▸ PROBLEM DETAILS: Bring together all lines from the listing below that contain the string "stock".
[RECORD SET — start]
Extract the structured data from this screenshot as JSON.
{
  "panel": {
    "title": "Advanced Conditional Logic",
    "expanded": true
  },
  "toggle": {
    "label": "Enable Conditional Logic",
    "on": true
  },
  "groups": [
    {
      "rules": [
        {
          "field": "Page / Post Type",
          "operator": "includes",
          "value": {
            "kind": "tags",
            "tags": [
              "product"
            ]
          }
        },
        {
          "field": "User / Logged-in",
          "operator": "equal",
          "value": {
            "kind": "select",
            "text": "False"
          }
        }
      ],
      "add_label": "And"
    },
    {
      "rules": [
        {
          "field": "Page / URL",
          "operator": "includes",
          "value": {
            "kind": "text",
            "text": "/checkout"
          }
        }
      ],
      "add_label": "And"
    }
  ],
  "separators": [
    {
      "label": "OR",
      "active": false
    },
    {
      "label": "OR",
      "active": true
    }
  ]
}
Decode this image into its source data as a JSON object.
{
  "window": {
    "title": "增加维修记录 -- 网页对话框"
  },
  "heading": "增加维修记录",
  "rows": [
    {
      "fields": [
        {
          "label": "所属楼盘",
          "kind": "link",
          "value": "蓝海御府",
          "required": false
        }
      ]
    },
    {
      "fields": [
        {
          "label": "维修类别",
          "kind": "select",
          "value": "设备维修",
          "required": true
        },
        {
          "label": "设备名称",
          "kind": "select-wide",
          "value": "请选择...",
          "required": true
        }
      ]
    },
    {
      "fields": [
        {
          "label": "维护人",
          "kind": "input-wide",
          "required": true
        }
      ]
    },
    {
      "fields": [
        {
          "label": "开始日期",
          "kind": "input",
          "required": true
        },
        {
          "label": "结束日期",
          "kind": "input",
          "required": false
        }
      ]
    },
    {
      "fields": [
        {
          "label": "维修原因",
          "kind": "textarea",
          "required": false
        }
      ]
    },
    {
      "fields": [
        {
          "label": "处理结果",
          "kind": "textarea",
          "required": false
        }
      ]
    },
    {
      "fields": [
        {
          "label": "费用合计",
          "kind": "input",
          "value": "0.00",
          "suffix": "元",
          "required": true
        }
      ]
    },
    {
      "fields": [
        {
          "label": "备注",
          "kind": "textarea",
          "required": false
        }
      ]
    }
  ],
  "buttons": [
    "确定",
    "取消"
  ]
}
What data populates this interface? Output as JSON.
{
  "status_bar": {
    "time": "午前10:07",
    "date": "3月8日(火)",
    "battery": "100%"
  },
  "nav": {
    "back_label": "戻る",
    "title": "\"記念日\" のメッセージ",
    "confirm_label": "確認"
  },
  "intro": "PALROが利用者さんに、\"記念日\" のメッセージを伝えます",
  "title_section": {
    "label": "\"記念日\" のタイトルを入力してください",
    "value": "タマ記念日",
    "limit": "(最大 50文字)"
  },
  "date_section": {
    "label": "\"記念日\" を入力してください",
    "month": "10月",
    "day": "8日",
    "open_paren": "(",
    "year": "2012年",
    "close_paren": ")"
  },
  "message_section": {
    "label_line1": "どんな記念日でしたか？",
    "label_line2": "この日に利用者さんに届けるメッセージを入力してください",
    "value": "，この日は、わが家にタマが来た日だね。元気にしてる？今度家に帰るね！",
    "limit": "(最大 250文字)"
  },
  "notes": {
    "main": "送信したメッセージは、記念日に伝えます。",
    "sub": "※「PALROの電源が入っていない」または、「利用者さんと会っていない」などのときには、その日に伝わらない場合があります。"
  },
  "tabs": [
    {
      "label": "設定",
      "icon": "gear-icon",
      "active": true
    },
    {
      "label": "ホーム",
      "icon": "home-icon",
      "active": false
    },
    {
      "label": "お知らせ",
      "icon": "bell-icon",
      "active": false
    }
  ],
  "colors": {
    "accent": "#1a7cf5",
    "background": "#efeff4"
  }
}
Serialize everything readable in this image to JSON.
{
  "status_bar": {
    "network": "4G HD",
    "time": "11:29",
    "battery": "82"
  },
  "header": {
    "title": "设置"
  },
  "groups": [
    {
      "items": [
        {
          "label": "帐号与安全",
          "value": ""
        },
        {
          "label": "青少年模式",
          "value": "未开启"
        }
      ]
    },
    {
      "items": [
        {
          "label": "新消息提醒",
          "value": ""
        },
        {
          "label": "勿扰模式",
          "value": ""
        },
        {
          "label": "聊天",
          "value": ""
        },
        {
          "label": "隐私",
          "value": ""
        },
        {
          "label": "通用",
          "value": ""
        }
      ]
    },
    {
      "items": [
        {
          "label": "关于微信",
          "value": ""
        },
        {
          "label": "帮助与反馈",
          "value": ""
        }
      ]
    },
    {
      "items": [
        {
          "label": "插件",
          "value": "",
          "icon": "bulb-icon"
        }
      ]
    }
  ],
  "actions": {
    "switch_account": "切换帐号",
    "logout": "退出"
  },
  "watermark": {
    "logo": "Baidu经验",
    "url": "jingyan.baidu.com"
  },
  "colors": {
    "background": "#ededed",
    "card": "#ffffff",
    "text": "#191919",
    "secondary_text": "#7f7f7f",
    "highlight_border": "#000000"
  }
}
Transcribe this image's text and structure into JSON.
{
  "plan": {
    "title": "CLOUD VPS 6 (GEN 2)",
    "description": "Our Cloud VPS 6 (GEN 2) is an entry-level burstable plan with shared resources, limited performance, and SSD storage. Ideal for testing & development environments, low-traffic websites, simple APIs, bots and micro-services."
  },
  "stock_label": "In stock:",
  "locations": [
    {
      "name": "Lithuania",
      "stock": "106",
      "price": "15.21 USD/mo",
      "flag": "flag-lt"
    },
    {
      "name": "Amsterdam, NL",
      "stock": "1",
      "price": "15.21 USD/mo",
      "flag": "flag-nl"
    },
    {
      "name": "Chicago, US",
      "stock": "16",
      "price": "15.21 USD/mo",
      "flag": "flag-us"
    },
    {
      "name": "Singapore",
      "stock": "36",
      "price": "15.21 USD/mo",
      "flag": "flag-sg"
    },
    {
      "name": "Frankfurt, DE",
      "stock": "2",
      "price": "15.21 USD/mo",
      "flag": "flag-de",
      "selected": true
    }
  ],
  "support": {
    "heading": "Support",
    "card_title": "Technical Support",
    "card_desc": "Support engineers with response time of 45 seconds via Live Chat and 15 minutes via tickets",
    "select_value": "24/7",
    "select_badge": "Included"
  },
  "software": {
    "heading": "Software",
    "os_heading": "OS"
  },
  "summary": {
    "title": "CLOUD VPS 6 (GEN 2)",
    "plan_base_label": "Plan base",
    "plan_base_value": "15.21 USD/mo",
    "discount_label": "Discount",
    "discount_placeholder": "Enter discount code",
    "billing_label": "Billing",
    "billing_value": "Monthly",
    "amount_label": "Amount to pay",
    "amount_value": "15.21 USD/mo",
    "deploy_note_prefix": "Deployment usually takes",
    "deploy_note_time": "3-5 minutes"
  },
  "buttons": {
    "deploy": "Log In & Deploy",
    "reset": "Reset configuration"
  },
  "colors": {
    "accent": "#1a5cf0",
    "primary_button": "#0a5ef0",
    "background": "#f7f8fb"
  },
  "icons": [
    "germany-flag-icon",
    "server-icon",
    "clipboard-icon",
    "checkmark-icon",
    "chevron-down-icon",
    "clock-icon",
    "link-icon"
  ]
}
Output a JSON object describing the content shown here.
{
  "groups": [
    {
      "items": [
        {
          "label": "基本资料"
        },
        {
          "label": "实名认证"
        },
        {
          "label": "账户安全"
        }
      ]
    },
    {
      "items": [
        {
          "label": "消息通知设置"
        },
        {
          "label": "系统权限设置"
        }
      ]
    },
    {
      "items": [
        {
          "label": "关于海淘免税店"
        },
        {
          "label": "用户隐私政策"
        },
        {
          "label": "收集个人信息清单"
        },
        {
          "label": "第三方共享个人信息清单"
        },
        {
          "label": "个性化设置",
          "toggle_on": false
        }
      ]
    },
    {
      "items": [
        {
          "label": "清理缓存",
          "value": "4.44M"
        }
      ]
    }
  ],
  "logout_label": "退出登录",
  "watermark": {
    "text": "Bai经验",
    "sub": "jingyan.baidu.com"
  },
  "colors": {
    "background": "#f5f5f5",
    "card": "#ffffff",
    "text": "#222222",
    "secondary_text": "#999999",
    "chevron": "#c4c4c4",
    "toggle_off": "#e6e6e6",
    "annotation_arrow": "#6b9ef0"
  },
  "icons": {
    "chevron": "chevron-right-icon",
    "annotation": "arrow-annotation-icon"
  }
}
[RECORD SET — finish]
▸ SOLUTION FOR THIS EXERCISE:
  "stock_label": "In stock:",
      "stock": "106",
      "stock": "1",
      "stock": "16",
      "stock": "36",
      "stock": "2",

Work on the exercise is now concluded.